[Provided records Boundary: Start]
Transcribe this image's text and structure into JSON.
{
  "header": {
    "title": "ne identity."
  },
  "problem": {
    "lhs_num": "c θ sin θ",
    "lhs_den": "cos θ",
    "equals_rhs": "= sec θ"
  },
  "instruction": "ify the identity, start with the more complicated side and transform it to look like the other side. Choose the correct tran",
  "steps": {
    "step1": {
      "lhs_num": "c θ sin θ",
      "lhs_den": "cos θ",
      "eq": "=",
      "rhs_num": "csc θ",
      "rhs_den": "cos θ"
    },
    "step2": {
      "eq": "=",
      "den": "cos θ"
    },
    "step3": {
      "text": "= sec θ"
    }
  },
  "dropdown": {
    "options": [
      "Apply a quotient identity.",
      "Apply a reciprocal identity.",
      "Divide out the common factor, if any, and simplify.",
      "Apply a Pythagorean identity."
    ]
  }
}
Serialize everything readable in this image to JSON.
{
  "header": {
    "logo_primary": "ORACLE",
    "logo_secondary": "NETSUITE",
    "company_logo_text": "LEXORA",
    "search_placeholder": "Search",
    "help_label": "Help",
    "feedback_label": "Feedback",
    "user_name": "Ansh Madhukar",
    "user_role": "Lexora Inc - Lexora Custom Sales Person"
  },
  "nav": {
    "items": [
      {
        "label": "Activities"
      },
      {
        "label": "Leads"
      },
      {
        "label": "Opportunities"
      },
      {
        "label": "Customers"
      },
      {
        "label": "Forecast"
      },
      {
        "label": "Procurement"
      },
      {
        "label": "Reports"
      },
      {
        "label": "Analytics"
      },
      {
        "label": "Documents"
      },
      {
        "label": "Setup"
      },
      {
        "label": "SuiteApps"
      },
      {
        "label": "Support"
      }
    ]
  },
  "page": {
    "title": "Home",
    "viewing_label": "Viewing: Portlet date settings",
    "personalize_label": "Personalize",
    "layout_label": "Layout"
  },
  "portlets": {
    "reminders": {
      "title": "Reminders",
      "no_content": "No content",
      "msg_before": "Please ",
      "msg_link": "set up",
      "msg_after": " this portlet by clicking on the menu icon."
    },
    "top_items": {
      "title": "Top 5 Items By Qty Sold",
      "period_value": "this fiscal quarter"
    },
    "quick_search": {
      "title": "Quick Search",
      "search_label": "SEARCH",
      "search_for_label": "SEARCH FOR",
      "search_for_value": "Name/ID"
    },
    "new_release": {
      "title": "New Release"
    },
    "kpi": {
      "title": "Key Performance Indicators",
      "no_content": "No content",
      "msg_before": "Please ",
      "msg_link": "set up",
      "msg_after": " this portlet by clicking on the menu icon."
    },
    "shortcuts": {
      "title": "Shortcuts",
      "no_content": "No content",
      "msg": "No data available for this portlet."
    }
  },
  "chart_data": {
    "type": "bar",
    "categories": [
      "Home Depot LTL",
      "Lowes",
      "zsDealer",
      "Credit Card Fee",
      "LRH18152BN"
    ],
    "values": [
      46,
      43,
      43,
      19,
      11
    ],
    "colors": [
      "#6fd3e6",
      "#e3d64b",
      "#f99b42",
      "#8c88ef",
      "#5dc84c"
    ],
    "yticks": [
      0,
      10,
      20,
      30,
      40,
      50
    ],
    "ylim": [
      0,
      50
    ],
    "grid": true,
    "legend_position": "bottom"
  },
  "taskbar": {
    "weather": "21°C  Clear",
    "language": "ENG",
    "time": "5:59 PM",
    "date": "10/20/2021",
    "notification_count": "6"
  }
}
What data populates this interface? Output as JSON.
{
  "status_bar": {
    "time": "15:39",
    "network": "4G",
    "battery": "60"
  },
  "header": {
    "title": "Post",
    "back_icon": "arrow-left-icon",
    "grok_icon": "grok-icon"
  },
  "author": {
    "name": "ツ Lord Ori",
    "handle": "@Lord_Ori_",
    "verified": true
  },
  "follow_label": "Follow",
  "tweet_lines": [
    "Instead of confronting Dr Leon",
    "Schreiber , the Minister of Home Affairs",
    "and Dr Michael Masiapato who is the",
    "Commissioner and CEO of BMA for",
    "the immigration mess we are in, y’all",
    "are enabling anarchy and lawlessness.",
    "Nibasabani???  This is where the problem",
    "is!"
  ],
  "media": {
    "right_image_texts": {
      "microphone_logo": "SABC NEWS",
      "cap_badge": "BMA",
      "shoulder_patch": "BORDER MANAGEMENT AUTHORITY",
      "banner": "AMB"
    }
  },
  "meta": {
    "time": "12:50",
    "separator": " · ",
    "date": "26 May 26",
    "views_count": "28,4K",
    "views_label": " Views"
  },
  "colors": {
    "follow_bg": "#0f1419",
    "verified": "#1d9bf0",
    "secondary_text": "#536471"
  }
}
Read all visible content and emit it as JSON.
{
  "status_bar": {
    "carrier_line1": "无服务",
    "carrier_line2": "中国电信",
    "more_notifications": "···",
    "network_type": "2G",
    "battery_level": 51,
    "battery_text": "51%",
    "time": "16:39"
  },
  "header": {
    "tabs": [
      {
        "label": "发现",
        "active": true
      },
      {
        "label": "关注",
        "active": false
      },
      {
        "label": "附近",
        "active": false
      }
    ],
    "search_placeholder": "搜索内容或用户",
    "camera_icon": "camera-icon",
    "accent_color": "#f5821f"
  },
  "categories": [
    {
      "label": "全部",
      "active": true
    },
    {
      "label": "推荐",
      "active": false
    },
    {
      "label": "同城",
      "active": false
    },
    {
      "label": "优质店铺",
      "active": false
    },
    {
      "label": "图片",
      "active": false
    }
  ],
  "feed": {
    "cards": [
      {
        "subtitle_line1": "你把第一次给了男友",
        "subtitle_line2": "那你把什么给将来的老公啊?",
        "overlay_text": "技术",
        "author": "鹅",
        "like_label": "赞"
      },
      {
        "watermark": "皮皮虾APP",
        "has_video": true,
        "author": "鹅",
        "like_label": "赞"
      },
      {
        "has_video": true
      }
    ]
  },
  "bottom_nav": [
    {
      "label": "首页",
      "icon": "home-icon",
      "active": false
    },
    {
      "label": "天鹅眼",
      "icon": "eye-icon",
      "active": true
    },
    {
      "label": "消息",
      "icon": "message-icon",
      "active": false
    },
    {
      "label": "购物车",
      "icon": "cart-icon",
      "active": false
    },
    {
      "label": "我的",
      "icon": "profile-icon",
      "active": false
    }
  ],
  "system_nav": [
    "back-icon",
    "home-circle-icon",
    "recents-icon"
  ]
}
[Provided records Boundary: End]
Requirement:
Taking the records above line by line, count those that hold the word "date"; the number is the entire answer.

Completed task:
3